But I think he’s right.

I assume good will of all parties here. I don’t see any grand plots or conspiracies. Everyone is out to serve the Church. Abbot Gregory has done excellent work on the Psalter (and here I admit that he shared it with me and asked my feedback a few years ago). GIA is a first-rate publisher (they’re publishing my collection of Latin chant hymns and antiphons as soon as they have the final text of the revised Grail for the English translations). The BCDW (I was on their music committee which recommended the Grail Psalter) and the SCDW are conscientiously trying to provide the best possible liturgical Psalter text in accord with Liturgiam Authenticam.

But it is a problem, I think, when you have to pay a publisher and a monastery to use the Church’s official text.

What’s the solution? I have no idea. It’s complicated on many levels – legal, financial, ecclesiological. I sure hope the train hasn’t already left the station. I sure hope all the concerned parties can put their heads together and find a better way.

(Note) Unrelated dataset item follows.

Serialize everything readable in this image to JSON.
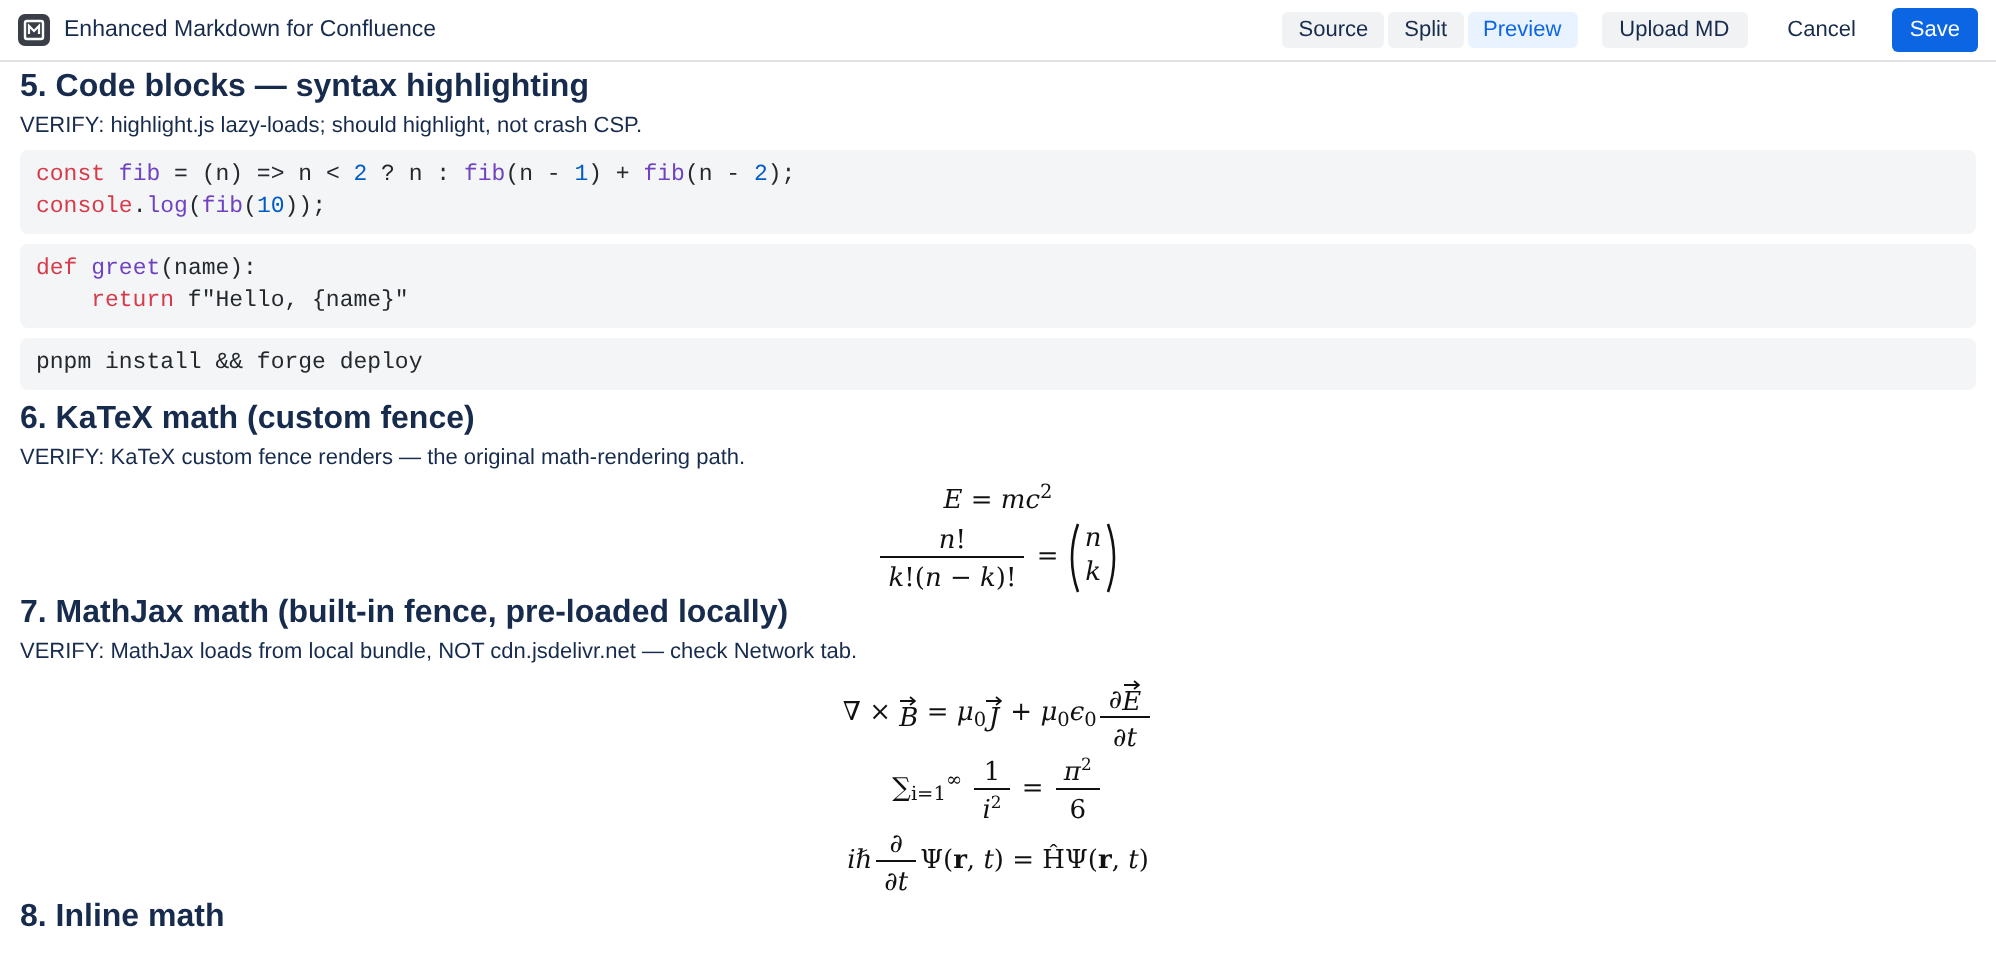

Correction: The copyright to the revised Grail psalter is jointly held by the Grail and Conception Abbey. GIA holds no copyright to it. They are, rather, the literary agent who will administer in accord with the wishes of the copyright holders.